|M.Sc Student||Eppel Galina|
|Subject||Characterization of Dissolved Organic Matter in Effluents of|
Membrane Bioreactors as a Function of their
Configuration, Membrane Type and
|Department||Department of Civil and Environmental Engineering||Supervisors||Professor Emeritus Michal Green|
|Professor Emeritus Carlos Dosoretz|
The primary objective of this research was to examine the effluent quality, in particular the dissolved organic matter, in MBR effluents employing submerged membranes, as a function of operating conditions, system configuration and membrane separation capability, compared with that achieved by an activated sludge process.
During the research period three systems were continuously operated, fed with primary treated municipal sewage. These systems include two submerged MBRs (employing different membranes: microfiltration - MF-MBR and ultrafiltration - UF-MBR) and a sequential batch reactor (SBR).
The UF-MBR produced a larger specific filtrate volume than the MF-MBR; moreover, the permeate flux was one order of magnitude greater, 3.3 (m3 permeate produced per m2 membrane per day) compared to 0.3. Compared with the SBR, the MBR exhibited a specific flow rate 20-30% higher.
Organic matter removal, in terms of COD was ~90% for all three systems, with the highest efficiency for the UF-MBR and the lowest efficiency for the SBR.
From the soluble organic matter fractionation by hydrophobic affinity (XAD-4 and XAD-8) there appear to be no obvious trends in the effluents of the three reactors. The largest fraction obtained in all cases was that of acidic hydrophobic, which varies between 43% in the SBR, through 47% in the MF-MBR to 51% for the UF-MBR. The hydrophilic fraction is found to be the smallest and most consistent, constituting approximately 16-17% of the organic matter, while the transphilic fraction amounted to 24-30%. The neutral fractions were mostly smaller than the acidic fractions. The different fractions of organic matter obtained according to hydrophobic affinity may be separated into two groups, according to molecular weight. The hydrophobic fraction is a major component of high molecular weight compounds, with a peak of 1000 Da. Conversely, the hydrophilic fraction was found to be a major component of lower molecular weight compounds of up to 200 Da.

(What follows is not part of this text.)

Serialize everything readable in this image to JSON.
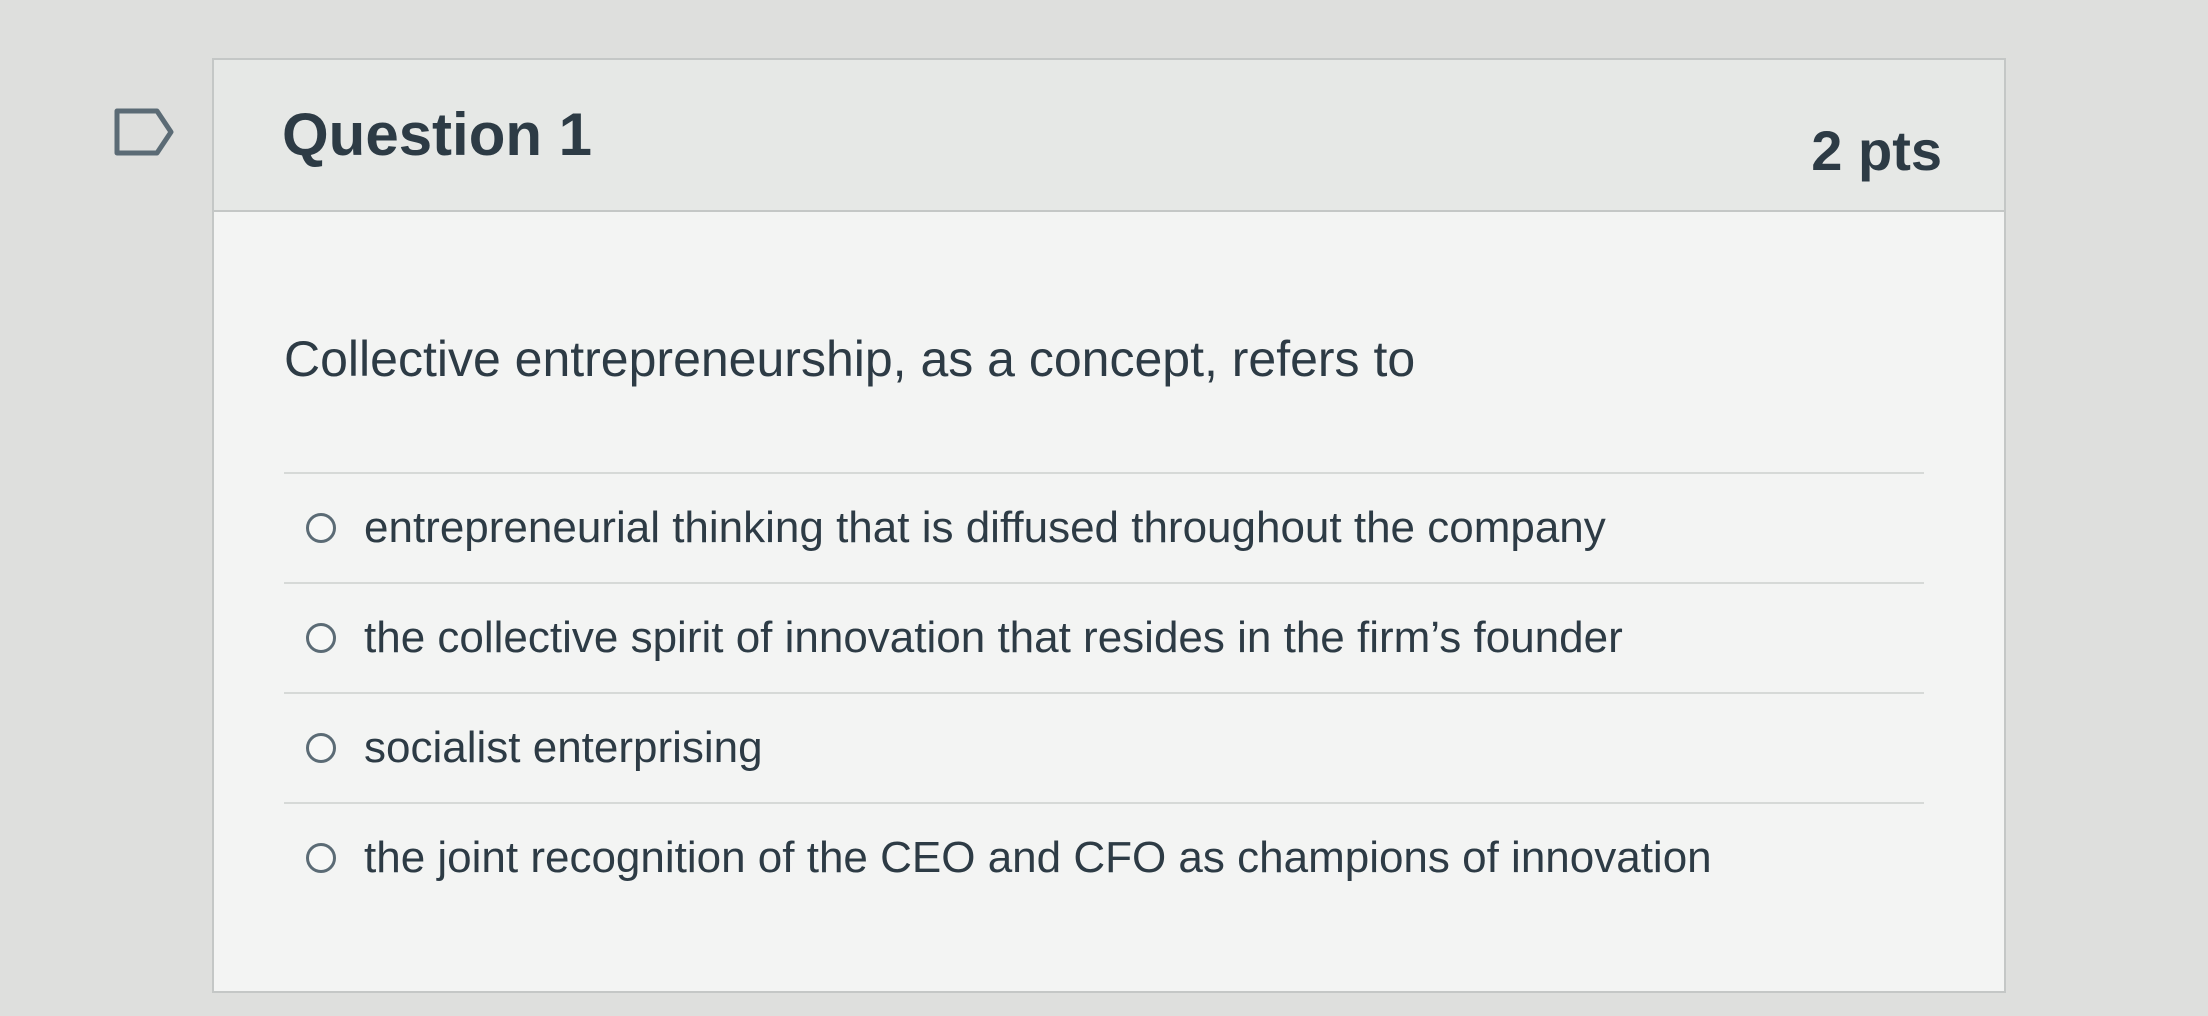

To conclude, organic matter removal and dissolved COD/TOC ratio in the effluent decreased with intensification of the treatment technology as a result of longer contact periods (possible only in a MBR), showing that the level of stabilization of the refractory organic matter is higher for the more intensive process. Within the conventional range of sludge ages in the MBR systems (SRT≤30 days), the dissolved organic matter and its quality exhibit a similarity between the activated sludge and MBR processes, despite the difference in technology and operating conditions.